School from Home: A Guide for Students


The levels of grading for fourth quarter progress reports Credit: Huntington Union Free School District

Erin Ye, Editor

On May 8th, fourth quarter progress reports will be released for all Huntington High School students and families. The situation is a little bit different than it was for last quarter’s progress reports, which were completed just before the district closed in mid-March in response to the COVID-19 pandemic that has since infiltrated every corner of the United States. This time around, teachers will include comments for each student, their choices being:


  • Has been handing in all of their work and engaging consistently in distance learning.
  • Has been handing in most of their work and engaging in distance learning.
  • Has turned in satisfactory work and could be more engaged in distance learning.
  • Has not been turning in their work and engaging in distance learning.


What does this mean for students? Teachers have been giving forewarnings, so if you haven’t been doing your work or waking up for live sessions, you still have time to turn it around. Honestly, most meetings don’t last longer than half an hour (since teachers have to meet with every section within their allotted 60 minutes), and attending them is usually worthwhile. They’re used as review and Q&A sessions, and they’re immensely helpful. They also help add structure to your day, having you to start your day at 9:00 a.m. and continue from there on out. I would recommend you to attend as many as you can because it’s an easy way to earn participation points and it really can reduce the stress that comes from learning at home.

You still have time to turn it around.”

 Teachers have been advised to limit classwork to 30 minutes a day, but this isn’t exactly a guarantee. Some teachers assign an hour’s worth of work, but make it due in two days. It’s expected that students spend a half hour each day working on the assignment, but teenagers are master procrastinators and the majority will tell you that they do all of the work on the second day. It seems we’re just attracted to the idea of stress, but time management really is a difficult skill to master, especially when there’s no one other than yourself to hold you accountable. If you can, try to start your assignments the day that they’re due. Maybe even finish it on the first and relax on the second day when you’re work-free. It feels great, trust me.

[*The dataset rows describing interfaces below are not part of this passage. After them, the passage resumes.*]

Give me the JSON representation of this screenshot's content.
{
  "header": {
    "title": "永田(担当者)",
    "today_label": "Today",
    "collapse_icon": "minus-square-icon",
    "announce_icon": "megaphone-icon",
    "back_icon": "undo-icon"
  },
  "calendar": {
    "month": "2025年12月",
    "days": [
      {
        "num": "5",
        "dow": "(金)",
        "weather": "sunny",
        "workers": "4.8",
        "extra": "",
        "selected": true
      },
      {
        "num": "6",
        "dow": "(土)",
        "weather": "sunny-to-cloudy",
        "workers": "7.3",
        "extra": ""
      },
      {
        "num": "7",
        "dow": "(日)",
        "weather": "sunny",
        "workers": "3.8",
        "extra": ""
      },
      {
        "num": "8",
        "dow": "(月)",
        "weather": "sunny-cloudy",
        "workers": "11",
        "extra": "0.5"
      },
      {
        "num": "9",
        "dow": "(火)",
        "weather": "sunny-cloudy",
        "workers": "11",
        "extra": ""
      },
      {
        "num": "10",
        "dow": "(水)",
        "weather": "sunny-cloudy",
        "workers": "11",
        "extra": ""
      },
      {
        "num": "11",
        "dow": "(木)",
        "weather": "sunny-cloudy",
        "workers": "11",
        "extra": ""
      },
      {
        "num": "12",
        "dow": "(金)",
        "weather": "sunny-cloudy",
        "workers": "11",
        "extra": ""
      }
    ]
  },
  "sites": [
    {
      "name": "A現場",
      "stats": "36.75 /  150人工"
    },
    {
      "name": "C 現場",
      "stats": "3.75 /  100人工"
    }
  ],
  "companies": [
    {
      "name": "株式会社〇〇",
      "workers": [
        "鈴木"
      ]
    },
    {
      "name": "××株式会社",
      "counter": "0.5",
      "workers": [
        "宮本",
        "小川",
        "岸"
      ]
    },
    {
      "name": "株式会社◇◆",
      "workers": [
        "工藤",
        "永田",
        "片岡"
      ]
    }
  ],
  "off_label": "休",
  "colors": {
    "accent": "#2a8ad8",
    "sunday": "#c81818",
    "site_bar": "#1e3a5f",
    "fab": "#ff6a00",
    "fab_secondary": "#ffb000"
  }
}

  With regents exams, SATs, ACTs, and all other standardized tests canceled for the rest of the 2019-2020 school year, AP Exams are the only tests students have left to worry about. The format is vastly different this year: the exams will be administered online, with security measures such as only being able to open two windows at a time. While it’s warned that repercussions for cheating will be severe, the tests are completely open book and will only be 45 minutes long. For AP Language courses, students just have to engage in a two-minute conversation and orally present a cultural comparison for another two minutes. Four minutes of your life determines whether you earn a college credit for which you paid $94. Things are crazy. That being said, you may be assigned more than 30 minutes of work each day: I’ve had to watch College Board review videos on YouTube, which usually last around 45 minutes, on top of doing short term and long term review assignments. It can feel overwhelming, but think about it this way: your teachers really care about you. They want to see you succeed and fully prepare you for what is most likely the strangest situation they’ve encountered in their career. Put in the same amount of effort as they are, and hopefully, you’ll see it pay off in mid-May when exams take place.

…this system is ultimately designed to reward students for effort while ensuring they remain engaged with school and that they also remain competitive in terms of college acceptance”

— Principal Brendan Cusack

  It was announced that fourth quarter report cards for Huntington students will now be pass/fail, based on our work since being at home. This was not a rash decision on anybody’s part and was of great discussion for several weeks; from what I understand, numerical grade values are the better option when it comes to college applications, but surely colleges will understand that the Spring of 2020 can’t serve as an accurate representation of how a student performs in school. Additionally, our final course grades for the year will still be out of 100 with weighting. To clarify, take this quote from Principal Cusack: “…the end result, meaning the final course grade that displays on transcripts, will have a numerical value based upon marking periods 1,2, and ¾. We are finalizing the weightings and point values but this system is ultimately designed to reward students for effort while ensuring they remain engaged with school and that they also remain competitive in terms of college acceptance.

I had a conversation related to the new system with a few friends the other day, some of whom argued that we need a grade to validate our work and to track our progress, while others felt that a pass/fail grading system was the fairest for our current situation. I’m not too sure where I lie on the spectrum because as much as I have enjoyed learning and working without the pressure of having to keep my numerical grades up, I understand that students need to be held accountable for putting in the effort. Really, that’s all we’re being graded on right now-effort-and I think it has to be that way until we’re back on campus. Whether we make it back to Oakwood and McKay Roads or not, my hope is that we, as a community, continue to work together to make this time as tolerable and productive as possible.